Next pick what you want in your picture and where center is in your picture. Once thats done mark the center of your page.

After that, measure the object that is your focus.  You will be using this to base size for all your other objects. note how many widths are in the length or visa verse.  Mark on your you paper the ‘box’ the object will go in.

Add “Camp”  to Kitsch for Week 6.

Adam gave a presentation on ritual scarification. He brought many lovely images to peruse.

All us undergrads got our own grad student to discuss our research projects with. I was in a group with Adam. We discussed making tribal tattoos and graffiti.

After finishing our discussions, we worked on paper treatments and our out of class drawings relating to graffiti and tribal.

The skeleton was very popular this day.

Amanda working.

After looking at Adam's presentation pictures of scarification, I made a connection between the scar images and tire impressions in snow. I decided to incorporate this idea in my out of class work.

Another snow impression.

I tried using my car tires to do paper treatments.

My car tires were not giving me the desired results. So I ended up using a dolly in the Art Department to create these scar inspired paper treatments.

I began working from home later in the week. My desk is not as tidy as Adam's. So I worked from my couch.

A year ago I had a dream there was an entire clay village existing inside my wood stove. Talking about tribal culture in a historical context in class, reminded me of this dream. I also thought the lines of my wood stove could be incorporated into the Western tattoo aesthetic of 'tribal.'

So far I've started by sketching out my wood stove. It's looking dumpy. I've got a lot of work left to do. In the final drawing, I plan on incorporating my dream and the Western tribal aesthetic.

The class started with a lecture/demo from Laura. She always has very interesting and unconventional tricks up her sleeve.

Laura is showing us how to create an additional texture to complement drawing with a white school glue.

What kind of marks you make on paper to create your reality is the most important thing in drawing. The more you have in your vocabulary, the more eloquent you are…

Different background treatments, cutting through paper, using glue as texture -- you name it, she showed it!

The main idea of this particular class was to practice different gestural styles of drawing an object. So, we all had a little cheat-sheet passed around before we started to do our “serious” exercises.

This is our cheat-sheet with the variety of mark-making we were exploring in class.

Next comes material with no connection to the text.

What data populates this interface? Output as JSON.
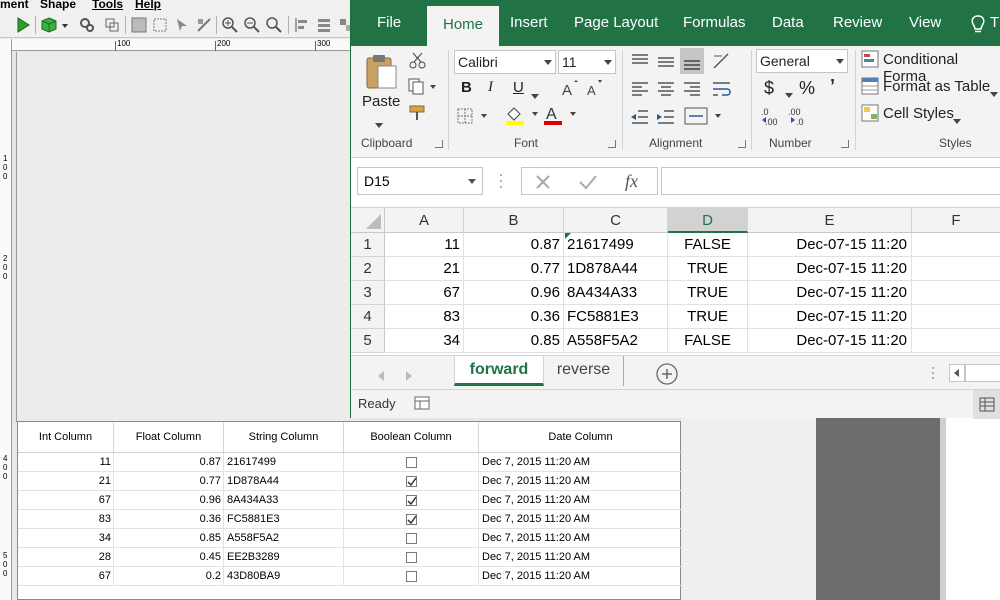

The objective was to draw a part of a still life keeping in mind composition, value, proportions and all other rules of successful picture-making and using a variety of mark-making from the “cheat-sheet.”

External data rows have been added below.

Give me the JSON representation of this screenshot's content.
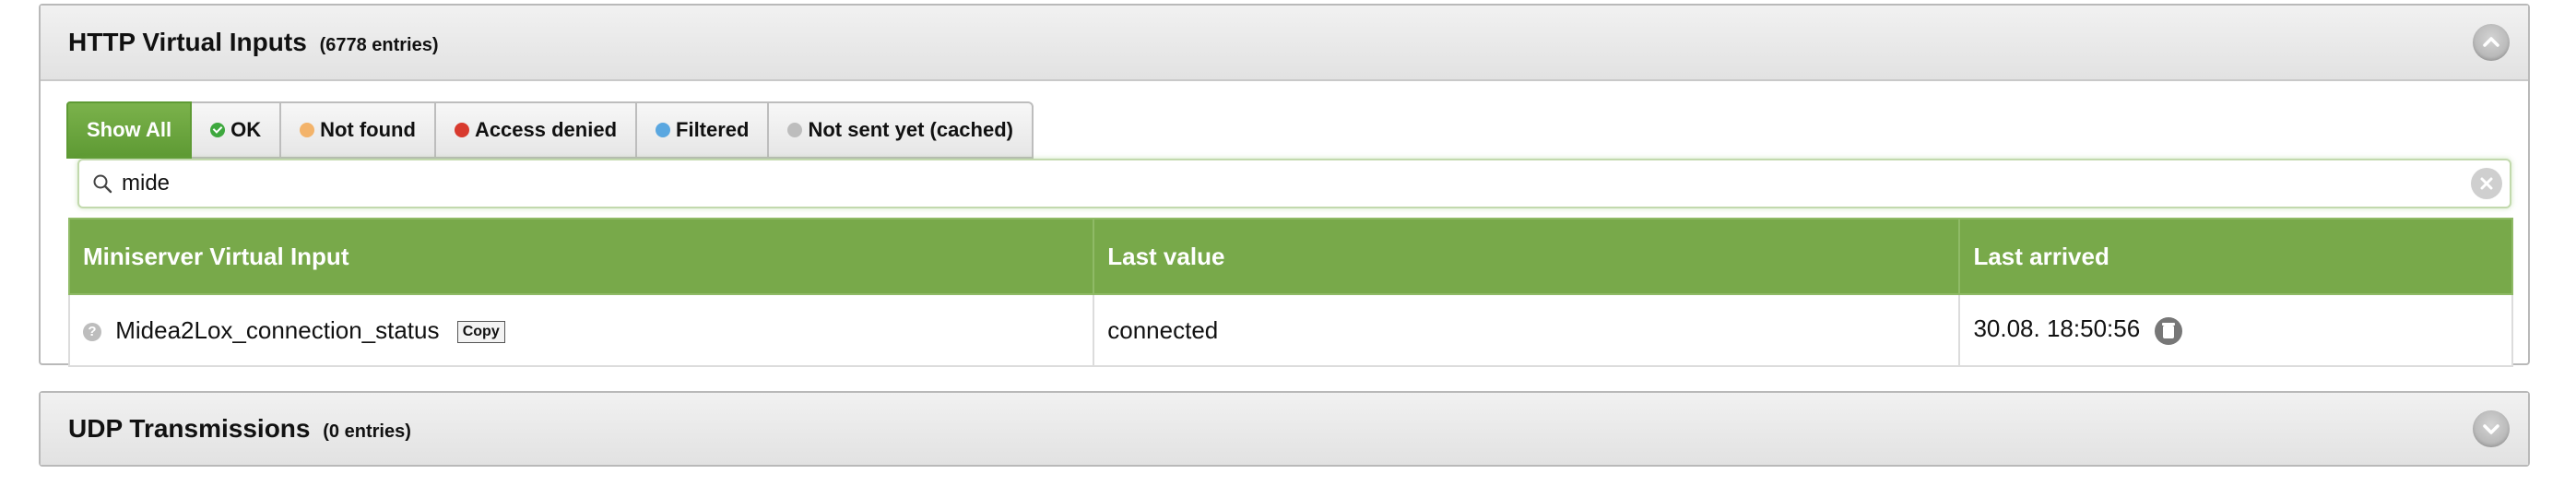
{
  "http_panel": {
    "title": "HTTP Virtual Inputs",
    "count": "(6778 entries)",
    "toggle_icon": "chevron-up-icon"
  },
  "filters": [
    {
      "label": "Show All",
      "icon": null,
      "active": true
    },
    {
      "label": "OK",
      "icon": "ok-icon"
    },
    {
      "label": "Not found",
      "icon": "not-found-icon"
    },
    {
      "label": "Access denied",
      "icon": "access-denied-icon"
    },
    {
      "label": "Filtered",
      "icon": "filtered-icon"
    },
    {
      "label": "Not sent yet (cached)",
      "icon": "not-sent-icon"
    }
  ],
  "search": {
    "value": "mide",
    "placeholder": ""
  },
  "table": {
    "headers": [
      "Miniserver Virtual Input",
      "Last value",
      "Last arrived"
    ],
    "rows": [
      {
        "name": "Midea2Lox_connection_status",
        "copy_label": "Copy",
        "value": "connected",
        "arrived": "30.08. 18:50:56"
      }
    ]
  },
  "udp_panel": {
    "title": "UDP Transmissions",
    "count": "(0 entries)",
    "toggle_icon": "chevron-down-icon"
  },
  "colors": {
    "accent_green": "#78a94a",
    "active_tab": "#5e9a34",
    "header_bg": "#e8e8e8"
  }
}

still life

These are the choices our still life had to offer as seen from a bird eye view (or 6 feet standing on a chair).

Before we proceeded, we all got an inspirational art-waving from Laura who was trying to inspire and warm us up for an upcoming creative burst.

flying laura

This is what I saw from my view-point:

I was frantically searching for a few items of still life that would excite me to put them down on paper, hence the fuzziness.

When I finally found my items I did a couple of preliminary gestural sketches in opposite styles:

Very loose charcoal rendition based on outlining and then filling in values.

Using nothing but a thin line as means of drawing really makes you pay attention to relationships between the objects rather than values that each has.

For our final in-class drawing, we were suppose to use either graffiti or tribal art style of execution or at least incorporate elements pertaining to those sub-culture genres. I picked my victim (or object of my affection) from the still life:

I really liked this guy. Besides, he had many intricate elements making up his body that landed themselves to be depicted on paper in graffiti style.

I noticed how this assignment completely threw me out of my comfort zone. I am so used to drawing/doodling without paying any attention to the elements or style that make up the drawing that i found myself drawing more slowly and cautiously, contemplating before almost every mark made. Unfortunately I got so into it that i forgot to take a picture of my own drawing at the end. However, here are few from my classmates: